Experiments with a loop of string pulled rapidly through rollers show that the free end lifts up, rather than hanging vertically, thanks to a boost from air friction. Nicolas Taberlet and his colleagues at the University of Lyon in France found that two main factors determine the motion—the weight of the material and the drag force on the loop as it moves through the air. The drag force allows the rotating loop to “push” against the air and rise upward. Experiments in a vacuum chamber proved the importance of the drag force—in the absence of air, a rotating string loop remains vertical.
With input from numerical simulations and analytical work, the team modeled the various shapes of the loop under a range of conditions. They also found that waves along the string propagate differently depending on the weight-to-drag ratio. The results may help advance efforts to understand a wide range of behaviors of strings and cables moving through air, such as industrial spinning of threads for textiles and towing of refueling equipment from military aircraft.
This research is published in Physical Review Letters.
David Ehrenstein is a Senior Editor for Physics Magazine.
Propelled Strings: Rising from Friction
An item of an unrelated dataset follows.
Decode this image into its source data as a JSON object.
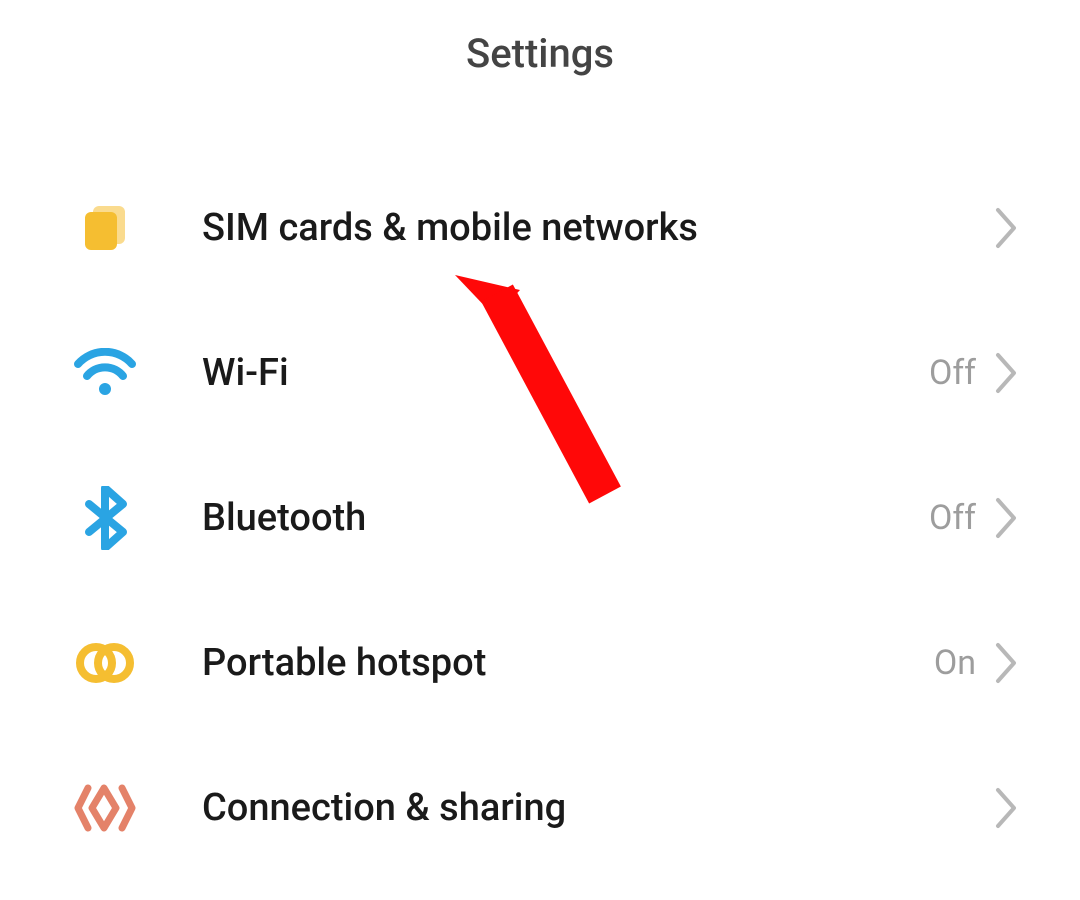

Nicolas Taberlet, Jérémy Ferrand, and Nicolas Plihon
Phys. Rev. Lett. 123, 144501 (2019)
Published October 4, 2019